#### DATA SUPPLIED ####

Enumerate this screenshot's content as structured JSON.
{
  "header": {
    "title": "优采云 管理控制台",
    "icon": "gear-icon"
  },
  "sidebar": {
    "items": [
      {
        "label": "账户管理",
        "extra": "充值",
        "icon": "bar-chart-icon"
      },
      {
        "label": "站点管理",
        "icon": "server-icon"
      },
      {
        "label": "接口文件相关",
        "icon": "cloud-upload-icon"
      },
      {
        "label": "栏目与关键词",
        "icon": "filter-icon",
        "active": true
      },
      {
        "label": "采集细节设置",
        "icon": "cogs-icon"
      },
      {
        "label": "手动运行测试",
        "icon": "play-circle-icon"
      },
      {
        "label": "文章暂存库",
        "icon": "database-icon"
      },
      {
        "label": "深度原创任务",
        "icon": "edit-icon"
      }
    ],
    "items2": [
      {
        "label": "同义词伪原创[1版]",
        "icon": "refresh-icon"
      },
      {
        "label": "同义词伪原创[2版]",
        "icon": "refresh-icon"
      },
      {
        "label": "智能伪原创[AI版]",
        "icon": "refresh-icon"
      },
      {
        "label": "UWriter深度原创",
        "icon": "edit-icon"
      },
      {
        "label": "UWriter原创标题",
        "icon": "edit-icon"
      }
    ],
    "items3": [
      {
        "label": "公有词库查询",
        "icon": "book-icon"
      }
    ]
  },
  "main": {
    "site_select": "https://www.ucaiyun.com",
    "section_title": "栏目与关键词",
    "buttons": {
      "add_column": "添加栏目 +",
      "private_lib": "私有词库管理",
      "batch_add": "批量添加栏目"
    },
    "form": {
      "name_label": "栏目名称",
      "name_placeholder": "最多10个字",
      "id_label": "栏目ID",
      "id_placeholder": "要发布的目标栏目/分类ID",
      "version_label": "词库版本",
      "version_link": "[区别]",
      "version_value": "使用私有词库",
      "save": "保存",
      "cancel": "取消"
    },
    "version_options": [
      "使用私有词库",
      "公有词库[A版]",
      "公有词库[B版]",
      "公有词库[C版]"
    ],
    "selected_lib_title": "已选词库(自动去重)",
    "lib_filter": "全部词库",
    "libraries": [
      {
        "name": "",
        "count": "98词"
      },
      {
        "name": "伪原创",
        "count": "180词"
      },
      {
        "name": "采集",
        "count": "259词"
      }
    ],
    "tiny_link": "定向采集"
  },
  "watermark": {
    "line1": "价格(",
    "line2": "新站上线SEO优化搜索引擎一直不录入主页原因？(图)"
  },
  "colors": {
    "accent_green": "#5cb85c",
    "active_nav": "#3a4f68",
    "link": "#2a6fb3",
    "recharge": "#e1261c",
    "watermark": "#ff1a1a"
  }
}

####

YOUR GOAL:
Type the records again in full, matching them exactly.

ANSWER SPACE:
Enumerate this screenshot's content as structured JSON.
{
  "header": {
    "title": "优采云 管理控制台",
    "icon": "gear-icon"
  },
  "sidebar": {
    "items": [
      {
        "label": "账户管理",
        "extra": "充值",
        "icon": "bar-chart-icon"
      },
      {
        "label": "站点管理",
        "icon": "server-icon"
      },
      {
        "label": "接口文件相关",
        "icon": "cloud-upload-icon"
      },
      {
        "label": "栏目与关键词",
        "icon": "filter-icon",
        "active": true
      },
      {
        "label": "采集细节设置",
        "icon": "cogs-icon"
      },
      {
        "label": "手动运行测试",
        "icon": "play-circle-icon"
      },
      {
        "label": "文章暂存库",
        "icon": "database-icon"
      },
      {
        "label": "深度原创任务",
        "icon": "edit-icon"
      }
    ],
    "items2": [
      {
        "label": "同义词伪原创[1版]",
        "icon": "refresh-icon"
      },
      {
        "label": "同义词伪原创[2版]",
        "icon": "refresh-icon"
      },
      {
        "label": "智能伪原创[AI版]",
        "icon": "refresh-icon"
      },
      {
        "label": "UWriter深度原创",
        "icon": "edit-icon"
      },
      {
        "label": "UWriter原创标题",
        "icon": "edit-icon"
      }
    ],
    "items3": [
      {
        "label": "公有词库查询",
        "icon": "book-icon"
      }
    ]
  },
  "main": {
    "site_select": "https://www.ucaiyun.com",
    "section_title": "栏目与关键词",
    "buttons": {
      "add_column": "添加栏目 +",
      "private_lib": "私有词库管理",
      "batch_add": "批量添加栏目"
    },
    "form": {
      "name_label": "栏目名称",
      "name_placeholder": "最多10个字",
      "id_label": "栏目ID",
      "id_placeholder": "要发布的目标栏目/分类ID",
      "version_label": "词库版本",
      "version_link": "[区别]",
      "version_value": "使用私有词库",
      "save": "保存",
      "cancel": "取消"
    },
    "version_options": [
      "使用私有词库",
      "公有词库[A版]",
      "公有词库[B版]",
      "公有词库[C版]"
    ],
    "selected_lib_title": "已选词库(自动去重)",
    "lib_filter": "全部词库",
    "libraries": [
      {
        "name": "",
        "count": "98词"
      },
      {
        "name": "伪原创",
        "count": "180词"
      },
      {
        "name": "采集",
        "count": "259词"
      }
    ],
    "tiny_link": "定向采集"
  },
  "watermark": {
    "line1": "价格(",
    "line2": "新站上线SEO优化搜索引擎一直不录入主页原因？(图)"
  },
  "colors": {
    "accent_green": "#5cb85c",
    "active_nav": "#3a4f68",
    "link": "#2a6fb3",
    "recharge": "#e1261c",
    "watermark": "#ff1a1a"
  }
}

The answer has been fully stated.